1929 Alfa Romeo 6C 1750 SS
Chassis Number : 312910 Horsepower : 85 Displacement : 6-cylinder, 1.75 L Wheelbase : 108.1"
In the middle of the 1920s, Alfa Romeo introduced its first successful sports car, the Merosi designed RLSS (Super Sports). A rather large car, it was superseded by the nimbler Vittorio Jano 1500, which came in a variety of forms suitable for racing in its displacement class. Subsequently, the 1750cc engine was introduced at 85hp. The first 50 supercharged cars were designated as “Super Sport”, the remaining supercharged series, which continued into the early 1930s, were designated “Gran Sport”. A total of 360 were made. They were an immediate success on a variety of road racing circuits participating in the Mille Miglia which they won in 1929 and 1930. Light, nimble, easily manageable, they were dominant in a variety of shorter road racing circuits and rivaled their competitors, Bugatti and Maserati in numerous venues throughout Europe. They won at Spa, the tourist Tourist Trophy and set several word speed records.

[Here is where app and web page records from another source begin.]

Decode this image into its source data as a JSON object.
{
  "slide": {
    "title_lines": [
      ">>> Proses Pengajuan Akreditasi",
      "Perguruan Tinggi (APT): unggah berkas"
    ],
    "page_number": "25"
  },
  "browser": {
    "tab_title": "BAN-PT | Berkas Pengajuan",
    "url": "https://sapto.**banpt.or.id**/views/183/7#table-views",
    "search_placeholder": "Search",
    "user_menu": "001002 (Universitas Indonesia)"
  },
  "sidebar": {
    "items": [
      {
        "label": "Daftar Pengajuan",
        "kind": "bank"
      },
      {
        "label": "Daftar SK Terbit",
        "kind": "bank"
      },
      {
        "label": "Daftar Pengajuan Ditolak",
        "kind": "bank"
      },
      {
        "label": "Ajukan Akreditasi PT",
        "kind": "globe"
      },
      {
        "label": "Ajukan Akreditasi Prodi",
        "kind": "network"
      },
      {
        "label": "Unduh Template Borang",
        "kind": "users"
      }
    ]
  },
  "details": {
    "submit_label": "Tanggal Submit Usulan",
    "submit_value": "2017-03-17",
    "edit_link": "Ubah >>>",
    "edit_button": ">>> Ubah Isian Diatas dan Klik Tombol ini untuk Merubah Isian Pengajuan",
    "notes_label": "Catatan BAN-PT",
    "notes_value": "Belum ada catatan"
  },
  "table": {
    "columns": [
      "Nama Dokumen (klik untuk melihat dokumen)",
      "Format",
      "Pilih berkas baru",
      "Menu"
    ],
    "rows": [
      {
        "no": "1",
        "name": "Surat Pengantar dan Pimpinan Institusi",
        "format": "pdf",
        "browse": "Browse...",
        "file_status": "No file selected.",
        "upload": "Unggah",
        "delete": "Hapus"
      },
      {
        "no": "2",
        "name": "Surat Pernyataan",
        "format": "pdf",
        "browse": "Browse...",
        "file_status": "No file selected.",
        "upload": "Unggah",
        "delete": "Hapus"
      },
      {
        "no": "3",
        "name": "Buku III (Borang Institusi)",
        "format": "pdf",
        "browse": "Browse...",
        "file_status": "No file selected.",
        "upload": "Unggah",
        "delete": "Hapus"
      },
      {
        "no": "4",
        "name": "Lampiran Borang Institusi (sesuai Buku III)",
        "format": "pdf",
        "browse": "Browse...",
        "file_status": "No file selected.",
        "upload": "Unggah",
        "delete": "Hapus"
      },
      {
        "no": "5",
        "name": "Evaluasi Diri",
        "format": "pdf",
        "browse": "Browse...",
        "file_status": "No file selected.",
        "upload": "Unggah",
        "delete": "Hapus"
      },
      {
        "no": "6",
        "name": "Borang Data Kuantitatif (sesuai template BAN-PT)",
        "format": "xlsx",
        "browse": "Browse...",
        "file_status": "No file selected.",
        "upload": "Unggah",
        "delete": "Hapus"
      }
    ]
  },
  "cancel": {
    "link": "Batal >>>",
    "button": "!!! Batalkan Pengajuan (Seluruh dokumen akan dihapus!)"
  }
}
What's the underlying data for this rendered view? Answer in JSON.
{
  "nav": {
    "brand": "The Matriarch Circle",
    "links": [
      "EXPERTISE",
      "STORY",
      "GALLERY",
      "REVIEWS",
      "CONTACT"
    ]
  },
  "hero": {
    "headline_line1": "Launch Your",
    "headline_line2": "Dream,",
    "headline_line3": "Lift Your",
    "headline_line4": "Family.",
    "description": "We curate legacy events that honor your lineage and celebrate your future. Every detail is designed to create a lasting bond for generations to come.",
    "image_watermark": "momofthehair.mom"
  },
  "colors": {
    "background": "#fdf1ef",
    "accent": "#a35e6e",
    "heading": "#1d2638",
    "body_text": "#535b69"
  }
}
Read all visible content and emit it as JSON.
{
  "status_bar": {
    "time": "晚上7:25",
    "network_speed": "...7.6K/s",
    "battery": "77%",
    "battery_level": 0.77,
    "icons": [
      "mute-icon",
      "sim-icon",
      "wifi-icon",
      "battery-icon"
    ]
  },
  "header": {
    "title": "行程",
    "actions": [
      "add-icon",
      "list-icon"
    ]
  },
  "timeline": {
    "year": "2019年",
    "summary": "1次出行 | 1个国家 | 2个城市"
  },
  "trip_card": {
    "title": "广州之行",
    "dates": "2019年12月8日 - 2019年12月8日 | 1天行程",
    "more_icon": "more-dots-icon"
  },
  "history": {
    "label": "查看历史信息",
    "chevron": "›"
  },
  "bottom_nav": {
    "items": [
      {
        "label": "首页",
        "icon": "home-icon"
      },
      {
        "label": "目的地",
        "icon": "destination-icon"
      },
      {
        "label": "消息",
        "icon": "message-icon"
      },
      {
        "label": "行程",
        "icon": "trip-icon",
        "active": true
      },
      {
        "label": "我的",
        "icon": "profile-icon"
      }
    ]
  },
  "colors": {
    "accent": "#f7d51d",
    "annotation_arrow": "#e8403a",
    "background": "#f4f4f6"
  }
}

Alfa Romeo at that time produced only chasses which were then sent off to various coachbuilders, and were usually graced with beautiful bodies of touring or sporting type. A very few cars, perhaps only three, were sent to the British concessionaires for Alfa Stiles Limited to have beautiful racing three seater bodies made for them by James Young Limited. These cars featured two seats with a small dickey in the back and were the raciest of the line. A special instruction booklet insert for these cars was a convenience to their English speaking customers. Our car is an unrestored example of one of these. With a top speed of 95mph, a chassis designed to flex and undulate over wavy surfaces, and sensitive geared-up steering this was the ideal road car of its time. Counterintuitively a seemingly complex twin overhead cam engine with supercharger was rarely hors de combat.
Englishman, Colonel Samuel Bird, purchased one of these special performance cars directly from James Young. Shortly thereafter, he came to America and participated in the only organized road racing club in the States, The Automobile Racing Club of America. Bird was an insurance broker for Lloyd’s of London, apparently transferred to their New York Office. He lived in North Jersey and soon found himself racing with the ARCA boys. As time went on, he turned over racing duties to other drivers, often to the speedster Hastings Foote. After its initial racing days were over, the car reappeared post World War II in the hands of his son Robert Bird who used it at Bridgehampton and who maintained it in excellent original and unrestored condition throughout his ownership.
We became the proud owner of the car, still in its original paint and mostly original upholstery when Robert decided to sell. Except for mechanical fettling she is still in as-found condition. In 1951, after his father’s passing, Robert Bird became the owner and he used it sparingly at Bridgehampton and other venues. We acquired the it in 1980 in basically original, unrestored condition with the exception of the seat bottoms, which had been replaced. Very little mechanical work was required and it still enjoys an active life in its tatty condition, as probably the only 1750 Alfa Romeo ever engaged in genuine sports car competition in the United States.